With Alibaba Rising, Tencent Tries a Spending SpreeBy
Alibaba, Baidu, and Tencent have long ruled their own corners of Chinese cyberspace. Alibaba is tops in e-commerce, Baidu in Chinese-language search, and Tencent Holdings in games and messaging. But with China’s Internet use shifting from PCs toward smartphones, all three companies need to adapt.
Each company has been making deals to strengthen its core business while expanding into new areas. Ahead of Alibaba’s upcoming initial public offering in New York, Chairman Jack Ma has been especially busy pushing into fields from finance to entertainment. Yesterday the company introduced its latest project, a crowdfunding platform called Yu Le Bao that lets people invest as little as 100 yuan ($16.09) in TV and movie productions. In the past year, Baidu has agreed to buy app store 91 Wireless for $1.9 billion and group buying site Nuomi.com for $160 million.
Tencent has been on a dealmaking run of its own.
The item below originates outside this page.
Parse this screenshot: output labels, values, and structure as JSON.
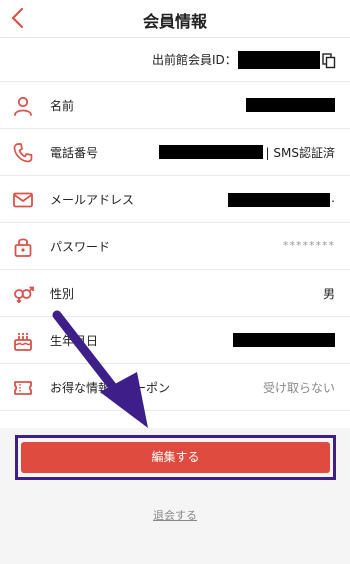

This month alone, the company agreed to pay $180 million for 15 percent of Leju, an online property agency; said it will pay $215 million for 15 percent of e-commerce website JD.com; and in a deal announced yesterday, agreed to pay $500 million for 28 percent of South Korean mobile game developer CJ Games.
If the e-commerce run is an attempt to muscle in on Alibaba’s turf, Tencent is going after Baidu, too. Last September, Tencent agreed to pay $448 million for 36.5 percent of Baidu’s search engine rival, Sogou.
Those deals and earlier investments should help Shenzhen-based Tencent challenge Alibaba’s primacy in e-commerce and Baidu’s lead in search. Still, investors aren’t thrilled: Tencent’s Hong Kong-listed shares fell 7 percent in early trading on Thursday. Since hitting a record on March 6, Tencent’s stock price has plunged 19 percent.
And with the company likely to keep on spending, shares might have more room to drop. Chinese media, citing unnamed sources, reported yesterday that Tencent has reached an agreement to buy about 20 percent of online video site Youku Tudou for at least $300 million.
Tencent was the company to beat in the PC era, thanks to its ubiquitous instant messaging program, QQ. The company has extended that dominance into the smartphone and tablet era through WeChat, a WhatsApp-like messaging service with 355 million active monthly users. Until now, though, Tencent hasn’t managed to turn that popularity into profit. Unlike WhatsApp, it has been selling ads on its messager; they just aren’t enough. Tencent is trying harder to make money from WeChat: Such companies as McDonald’s, PepsiCo, and Burberry are testing marketing campaigns on the app.
The latest advertiser to sign up with WeChat is California’s Orange County Visitors Association, which hopes to use the app to attract the growing number of China’s high-spending tourists. Orange County “will begin telling the OC story on WeChat with the next few months,” the tourism promotion agency said in a statement Monday. The WeChat content is part of a strategy that also includes a new website targeting mainland tourists, with the goal of presenting “the destination’s tourism story in a way most familiar to Chinese travelers.”
To boost WeChat’s popularity outside China as it goes up against Facebook’s WhatsApp, Tencent plans on spending up to $200 million this year on marketing. The company has hired soccer star Lionel Messi to appear in a series of videos for WeChat. As Alibaba tries to sell its own messaging app, Laiwang, recruiting a similar international celebrity may be on Jack Ma’s to-do list.